Skye and Lochalsh includes the famous Isle of Skye, which sits just off the west coast of Scotland, and the area of Lochalsh, to the east of Skye on the mainland. The population stands at around 12,000.
Much of the population is spread in rural areas. Portree in the north of the Isle of Skye is the largest town with a population of over 2,000, other significant settlements include Broadford, Dunvegan and Kyleakin on the Isle of Skye, and Plockton, and Kyle of Lochalsh on the main land. There is also a rail connection from Kyle of Lochalsh to Inverness, one of the most beautiful railway journeys in the world.
The Isle of Skye is linked to the mainland by a road bridge at Kyle of Lochalsh, which is a 45 minute drive from Portree, an hour from Dunvegan. From Kyle of Lochalsh to Inverness is just under 2 hours journey time (via the A82 and A87). Edinburgh is around 4 hours drive (via the A9) and Glasgow is also around 4 hours drive (via the A82 and A87). There are also ferry links from Skye to Mallaig on the mainland, and to the Isle of Harris and North Uist.
Skye and Lochalsh is famous dramatic mountain scenery and beautiful coastland, with many considering the Black Cuillin on the Isle of Skye to be the most stunning mountain range in Britain. As well as being a paradise for outdoor activities and nature lovers the area boasts a number of attractions which will interest both visitors and locals, including Colbost Croft Museum near Dunvegan, Talisker Whisky Distillery in Carbost, or the world-renowned The Three Chimneys restaurant, among others. The world famous Gaelic college Sabhal Mòr Ostaig is located on the Isle of Skye, since its foundation in 1973 it has played a crucial role in the renaissance of Gaelic in Scotland.

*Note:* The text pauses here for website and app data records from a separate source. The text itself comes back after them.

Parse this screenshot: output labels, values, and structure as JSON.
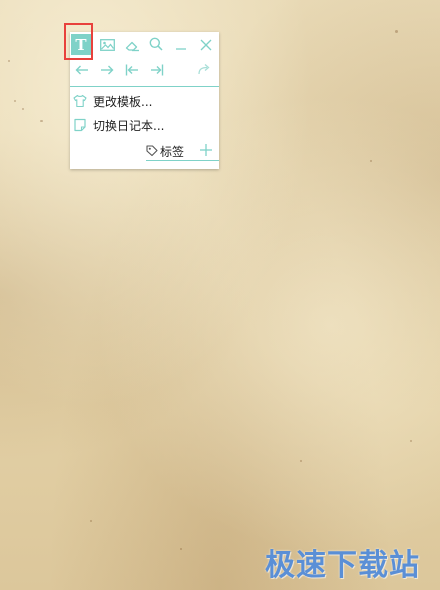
{
  "toolbar": {
    "text_button_label": "T",
    "icons": {
      "text": "text-format-icon",
      "image": "image-icon",
      "eraser": "eraser-icon",
      "search": "search-icon",
      "minimize": "minimize-icon",
      "close": "close-icon",
      "undo": "arrow-left-icon",
      "redo": "arrow-right-icon",
      "first": "jump-to-start-icon",
      "last": "jump-to-end-icon",
      "share": "share-icon"
    }
  },
  "menu": {
    "items": [
      {
        "label": "更改模板...",
        "icon": "shirt-icon"
      },
      {
        "label": "切换日记本...",
        "icon": "notebook-icon"
      }
    ]
  },
  "tags": {
    "label": "标签",
    "icon": "tag-icon",
    "add_icon": "plus-icon"
  },
  "watermark": {
    "text": "极速下载站"
  },
  "colors": {
    "accent": "#7fd2c8",
    "highlight": "#e8413c",
    "panel_background": "#ffffff",
    "paper": "#e6d6b0",
    "watermark": "#5a8fd6"
  }
}
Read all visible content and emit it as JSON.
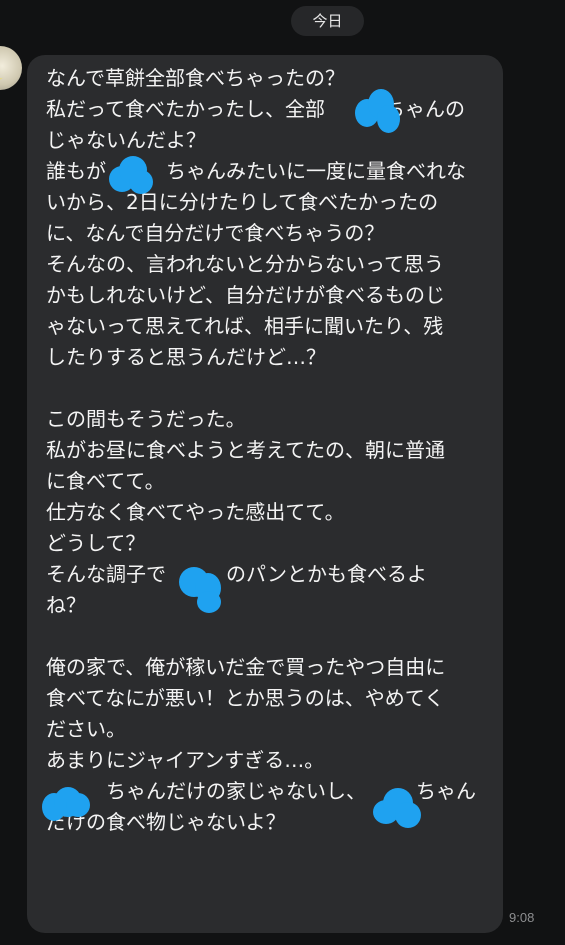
{
  "header": {
    "date_label": "今日"
  },
  "message": {
    "text": "なんで草餅全部食べちゃったの？\n私だって食べたかったし、全部　　　ちゃんの\nじゃないんだよ？\n誰もが　　　ちゃんみたいに一度に量食べれな\nいから、2日に分けたりして食べたかったの\nに、なんで自分だけで食べちゃうの？\nそんなの、言われないと分からないって思う\nかもしれないけど、自分だけが食べるものじ\nゃないって思えてれば、相手に聞いたり、残\nしたりすると思うんだけど…？\n\nこの間もそうだった。\n私がお昼に食べようと考えてたの、朝に普通\nに食べてて。\n仕方なく食べてやった感出てて。\nどうして？\nそんな調子で　　　のパンとかも食べるよ\nね？\n\n俺の家で、俺が稼いだ金で買ったやつ自由に\n食べてなにが悪い！とか思うのは、やめてく\nださい。\nあまりにジャイアンすぎる…。\n　　　ちゃんだけの家じゃないし、　　　ちゃん\nだけの食べ物じゃないよ？",
    "time": "9:08"
  },
  "colors": {
    "background": "#111213",
    "bubble": "#2b2c2e",
    "text": "#f4f4f4",
    "redaction": "#1fa2f0"
  },
  "icons": {
    "avatar": "moon-avatar-icon"
  }
}
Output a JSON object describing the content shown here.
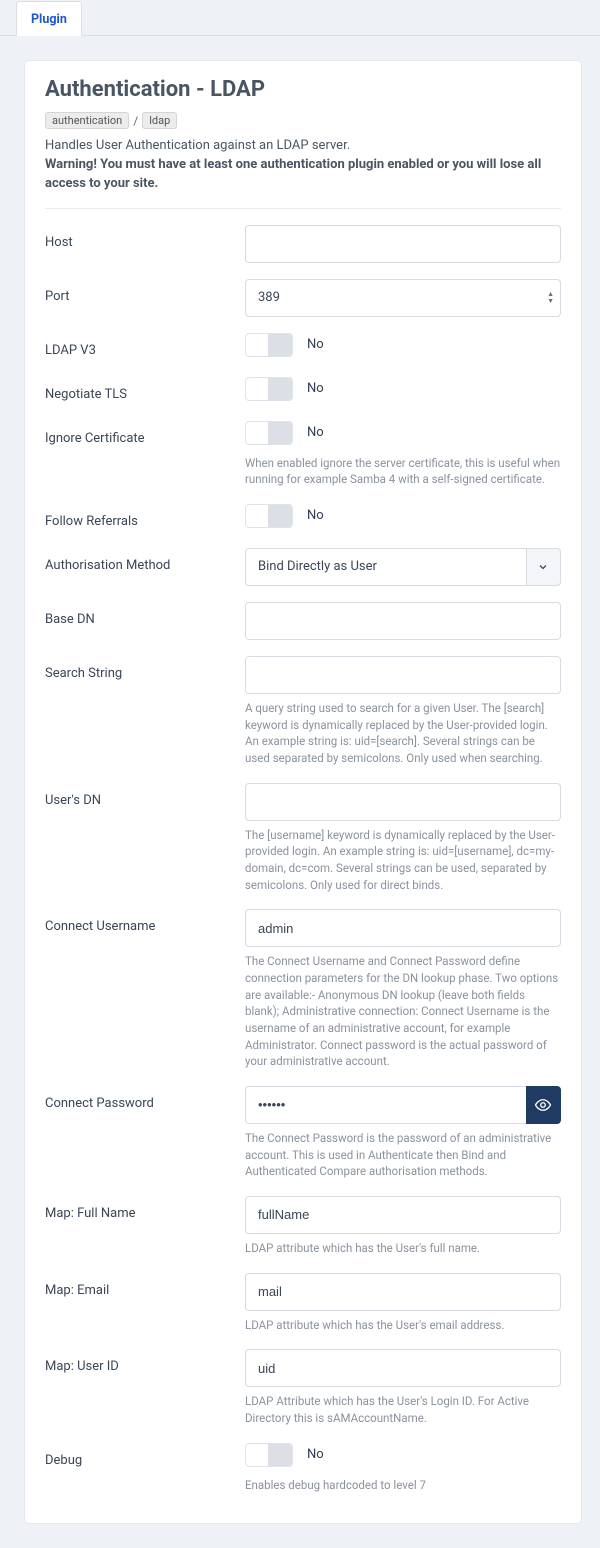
{
  "tab": {
    "label": "Plugin"
  },
  "header": {
    "title": "Authentication - LDAP",
    "breadcrumb": [
      "authentication",
      "ldap"
    ],
    "description": "Handles User Authentication against an LDAP server.",
    "warning": "Warning! You must have at least one authentication plugin enabled or you will lose all access to your site."
  },
  "toggle_state_text": "No",
  "fields": {
    "host": {
      "label": "Host",
      "value": ""
    },
    "port": {
      "label": "Port",
      "value": "389"
    },
    "ldapv3": {
      "label": "LDAP V3",
      "value": false
    },
    "tls": {
      "label": "Negotiate TLS",
      "value": false
    },
    "ignore_cert": {
      "label": "Ignore Certificate",
      "value": false,
      "help": "When enabled ignore the server certificate, this is useful when running for example Samba 4 with a self-signed certificate."
    },
    "follow_referrals": {
      "label": "Follow Referrals",
      "value": false
    },
    "auth_method": {
      "label": "Authorisation Method",
      "value": "Bind Directly as User"
    },
    "base_dn": {
      "label": "Base DN",
      "value": ""
    },
    "search_string": {
      "label": "Search String",
      "value": "",
      "help": "A query string used to search for a given User. The [search] keyword is dynamically replaced by the User-provided login. An example string is: uid=[search]. Several strings can be used separated by semicolons. Only used when searching."
    },
    "users_dn": {
      "label": "User's DN",
      "value": "",
      "help": "The [username] keyword is dynamically replaced by the User-provided login. An example string is: uid=[username], dc=my-domain, dc=com. Several strings can be used, separated by semicolons. Only used for direct binds."
    },
    "connect_username": {
      "label": "Connect Username",
      "value": "admin",
      "help": "The Connect Username and Connect Password define connection parameters for the DN lookup phase. Two options are available:- Anonymous DN lookup (leave both fields blank); Administrative connection: Connect Username is the username of an administrative account, for example Administrator. Connect password is the actual password of your administrative account."
    },
    "connect_password": {
      "label": "Connect Password",
      "value_mask": "••••••",
      "help": "The Connect Password is the password of an administrative account. This is used in Authenticate then Bind and Authenticated Compare authorisation methods."
    },
    "map_fullname": {
      "label": "Map: Full Name",
      "value": "fullName",
      "help": "LDAP attribute which has the User's full name."
    },
    "map_email": {
      "label": "Map: Email",
      "value": "mail",
      "help": "LDAP attribute which has the User's email address."
    },
    "map_uid": {
      "label": "Map: User ID",
      "value": "uid",
      "help": "LDAP Attribute which has the User's Login ID. For Active Directory this is sAMAccountName."
    },
    "debug": {
      "label": "Debug",
      "value": false,
      "help": "Enables debug hardcoded to level 7"
    }
  }
}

The history of Skye and Lochalsh is bound up with the clan systems of the Highlands and Islands, for a long period the Isle of Skye was dominated by Clan MacDonald and Clan MacLeod. The area still has a significant number of gaelic speakers today. After the defeat of the jacobite uprising at Culloden in 1746 and the subsequent breaking up of the clan system and clearances the population declined in the following centuries. More recently the population has shown an increase as more people are aware of the lifestyle benefits of living in the Highlands.